It’s worth noting that it’s not just your menstrual cycle that affects sebum production. Other factors that affect how oily your skin is include the weather, your genetics, diet, sun exposure and using the wrong skincare for your skin.

PMS oily skin and acne

During your menstrual cycle, if the testosterone increases sebum production and this is accompanied by dead skin cells causing a blockage in a pore, more sebum gets trapped. 

The result can be period-time outbreaks or worsening acne. Unfortunately, once you’ve got acne going on, it’s easy to create a loop because the bacteria that thrives in acne creates more acne. It’s why in the week or so before your period and during your period you can experience worsening acne symptoms.

It’s complex because we still don’t fully understand why this process is made worse. Some scientists believe that those with notably PMS-based oily skin don’t have enough oestrogen to combat the sebum-producing effects of testosterone. Yet many researchers think it is more likely to be that another hormone, progesterone, is out of balance with the oestrogen.

However, what we do know is that certain people suffer more with poor skin during their period than others. There is evidence from those with polycystic ovarian syndrome (PCOS) where we can see that hormones make acne worse. We also see these effects with trans men who are taking synthetic testosterone, and with people who’ve had success managing their PMS acne by taking hormonal contraception. 

It’s not just spots and acne

The menstrual cycle and skin changes aren’t just limited to acne. When we think of menstrual cycle skin changes, we tend to focus our attention on oily skin and outbreaks. 

However, for some people, dry skin can also be a concern at different points in their menstrual cycle. Again, it is likely that hormones play a part here. Your temperature fluctuates during the month too, and this may affect the dryness or oiliness of your skin.

If you suffer from a dry skin condition, such as psoriasis or dermatitis, you aren’t alone if symptoms worsen at different points in your cycle.

Should you change your skin care during your menstrual cycle?

It’s important to realise that not all acne is a result of your menstrual cycle, and even if hormones are the main cause, there’s lots you can do with your skincare to help.

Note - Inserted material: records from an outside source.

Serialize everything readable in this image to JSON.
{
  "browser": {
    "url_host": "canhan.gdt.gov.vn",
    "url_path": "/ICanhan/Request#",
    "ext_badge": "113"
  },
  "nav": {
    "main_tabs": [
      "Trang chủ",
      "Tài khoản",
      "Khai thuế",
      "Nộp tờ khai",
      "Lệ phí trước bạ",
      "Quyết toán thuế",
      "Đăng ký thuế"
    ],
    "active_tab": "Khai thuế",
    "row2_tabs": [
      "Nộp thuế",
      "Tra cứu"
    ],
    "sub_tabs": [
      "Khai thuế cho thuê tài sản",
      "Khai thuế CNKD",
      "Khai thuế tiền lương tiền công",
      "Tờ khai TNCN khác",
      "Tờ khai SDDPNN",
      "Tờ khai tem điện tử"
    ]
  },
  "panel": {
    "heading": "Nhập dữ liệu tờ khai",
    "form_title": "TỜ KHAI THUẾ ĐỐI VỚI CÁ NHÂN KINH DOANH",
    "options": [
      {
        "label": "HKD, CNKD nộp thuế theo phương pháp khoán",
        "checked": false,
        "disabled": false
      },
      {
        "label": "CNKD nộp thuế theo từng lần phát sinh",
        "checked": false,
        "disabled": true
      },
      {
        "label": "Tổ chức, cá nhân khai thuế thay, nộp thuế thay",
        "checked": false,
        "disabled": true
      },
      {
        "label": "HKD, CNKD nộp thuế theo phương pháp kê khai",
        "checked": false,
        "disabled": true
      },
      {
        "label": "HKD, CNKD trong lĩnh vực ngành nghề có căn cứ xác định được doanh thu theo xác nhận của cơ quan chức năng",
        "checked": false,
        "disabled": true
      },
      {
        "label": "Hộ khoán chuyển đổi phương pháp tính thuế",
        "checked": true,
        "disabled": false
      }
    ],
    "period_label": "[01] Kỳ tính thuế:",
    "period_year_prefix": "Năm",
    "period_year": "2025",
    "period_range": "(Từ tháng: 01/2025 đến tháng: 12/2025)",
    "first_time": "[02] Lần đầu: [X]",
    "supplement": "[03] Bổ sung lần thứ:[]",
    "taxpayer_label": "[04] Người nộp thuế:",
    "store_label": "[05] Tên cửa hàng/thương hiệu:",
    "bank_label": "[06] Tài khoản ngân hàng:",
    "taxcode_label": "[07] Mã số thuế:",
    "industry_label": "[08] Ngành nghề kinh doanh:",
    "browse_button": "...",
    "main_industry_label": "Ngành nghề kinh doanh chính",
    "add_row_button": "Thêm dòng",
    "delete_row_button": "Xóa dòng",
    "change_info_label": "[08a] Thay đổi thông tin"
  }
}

We know that how your skin is during your menstrual cycle can really affect how you feel about yourself, and that’s where natural skincare can really help. 

In general, we believe that a good and settled skincare routine is the best way of helping your skin throughout your menstrual cycle. This should include twice daily cleansing using a mild and natural product, such as our Cleansing Face Balm with Apricot Powder. Use a non-comedogenic moisturiser (that means it doesn’t clog your pores) like our Face Moisturiser with Vitamin E.

Once the skin-kind early days of your menstrual cycle are behind you, then you may want to add in some changes to combat the increased sebum production. When your skin is at its oiliest, make sure you stay on top of your cleansing routine – but avoid over-cleansing, as this can have the opposite of the intended effect. Also make sure you exfoliate regularly to wash away dead skin cells which can clog pores. Our Coffee Oil Face Scrub Herbal Blend contains tea tree oil to help tackle outbreaks.

During the oilier phase of your cycle, you may want to do more. Now is the perfect time for a Kaolin Clay Face Mask. This clarifying mask helps to clear clogged pores and will also help you to feel pampered and soothed during the worst of your PMS symptoms. You don’t need to make huge changes to your skin care during your menstrual cycle, but this is one addition that may help you weather the hormonal storm.

Choose natural skincare tailored to your skin type, such as our products for acne prone skin, and you’ll successfully manage your skin throughout your menstrual cycle.